● **DATA EXCERPTS**:
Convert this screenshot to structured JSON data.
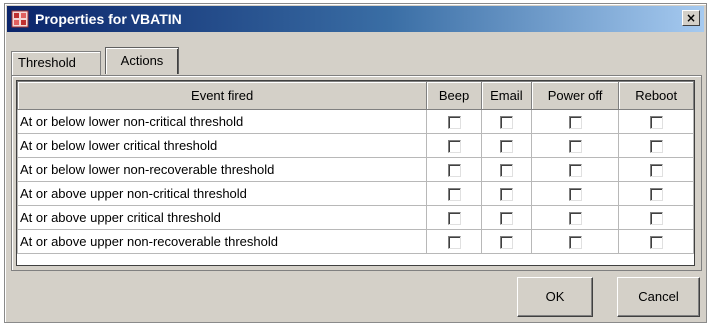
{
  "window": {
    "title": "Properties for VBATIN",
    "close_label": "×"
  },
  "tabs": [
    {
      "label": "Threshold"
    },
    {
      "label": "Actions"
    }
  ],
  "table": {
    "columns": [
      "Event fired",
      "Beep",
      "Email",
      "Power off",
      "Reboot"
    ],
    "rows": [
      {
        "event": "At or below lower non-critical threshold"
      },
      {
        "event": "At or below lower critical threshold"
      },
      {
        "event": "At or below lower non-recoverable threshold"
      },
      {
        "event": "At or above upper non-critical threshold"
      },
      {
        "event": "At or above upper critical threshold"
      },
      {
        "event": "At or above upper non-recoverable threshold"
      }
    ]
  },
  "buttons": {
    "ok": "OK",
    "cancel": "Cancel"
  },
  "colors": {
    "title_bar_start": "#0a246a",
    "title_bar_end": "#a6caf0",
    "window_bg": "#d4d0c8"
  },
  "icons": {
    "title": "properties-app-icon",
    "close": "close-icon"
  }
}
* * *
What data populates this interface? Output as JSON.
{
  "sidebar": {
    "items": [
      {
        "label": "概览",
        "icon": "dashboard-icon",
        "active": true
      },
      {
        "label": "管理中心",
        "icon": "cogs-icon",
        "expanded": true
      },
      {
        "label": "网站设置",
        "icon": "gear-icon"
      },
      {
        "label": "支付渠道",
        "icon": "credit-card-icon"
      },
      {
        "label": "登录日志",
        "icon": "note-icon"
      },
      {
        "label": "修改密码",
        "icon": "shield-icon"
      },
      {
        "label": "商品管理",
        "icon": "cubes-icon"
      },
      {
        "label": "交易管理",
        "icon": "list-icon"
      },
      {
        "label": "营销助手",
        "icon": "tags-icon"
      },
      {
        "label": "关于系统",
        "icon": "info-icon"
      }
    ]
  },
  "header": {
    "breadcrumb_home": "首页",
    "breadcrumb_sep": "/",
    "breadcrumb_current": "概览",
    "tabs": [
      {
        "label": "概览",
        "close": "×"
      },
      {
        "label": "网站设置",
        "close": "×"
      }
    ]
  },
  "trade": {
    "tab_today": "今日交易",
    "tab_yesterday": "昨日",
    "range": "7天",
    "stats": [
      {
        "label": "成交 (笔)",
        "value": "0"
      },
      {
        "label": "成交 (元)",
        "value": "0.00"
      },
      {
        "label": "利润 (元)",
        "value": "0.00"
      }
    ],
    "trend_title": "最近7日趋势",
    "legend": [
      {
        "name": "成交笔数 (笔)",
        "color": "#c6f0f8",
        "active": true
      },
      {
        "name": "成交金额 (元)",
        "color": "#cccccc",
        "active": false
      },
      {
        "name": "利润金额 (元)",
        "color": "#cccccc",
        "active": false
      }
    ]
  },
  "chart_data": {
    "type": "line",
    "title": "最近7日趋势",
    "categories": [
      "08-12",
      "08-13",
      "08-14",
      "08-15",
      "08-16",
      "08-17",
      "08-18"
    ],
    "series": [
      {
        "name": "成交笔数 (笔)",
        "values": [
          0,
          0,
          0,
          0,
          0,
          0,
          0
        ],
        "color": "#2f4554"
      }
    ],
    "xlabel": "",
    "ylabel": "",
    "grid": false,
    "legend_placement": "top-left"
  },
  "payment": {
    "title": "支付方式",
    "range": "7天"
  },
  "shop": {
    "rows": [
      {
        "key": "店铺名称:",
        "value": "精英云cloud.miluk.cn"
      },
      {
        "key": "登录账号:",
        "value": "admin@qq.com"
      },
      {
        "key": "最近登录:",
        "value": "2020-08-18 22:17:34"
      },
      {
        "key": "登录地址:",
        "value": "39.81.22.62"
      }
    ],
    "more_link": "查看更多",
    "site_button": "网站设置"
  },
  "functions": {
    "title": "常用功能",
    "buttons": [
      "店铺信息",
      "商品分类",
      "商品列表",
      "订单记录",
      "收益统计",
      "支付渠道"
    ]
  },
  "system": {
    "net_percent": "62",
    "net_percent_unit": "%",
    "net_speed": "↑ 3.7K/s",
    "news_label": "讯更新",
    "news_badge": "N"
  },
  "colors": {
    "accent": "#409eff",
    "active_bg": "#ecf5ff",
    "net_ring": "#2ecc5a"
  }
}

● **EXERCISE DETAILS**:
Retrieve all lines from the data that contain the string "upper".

● **SOLUTION TO THIS TASK**:
        "event": "At or above upper non-critical threshold"
        "event": "At or above upper critical threshold"
        "event": "At or above upper non-recoverable threshold"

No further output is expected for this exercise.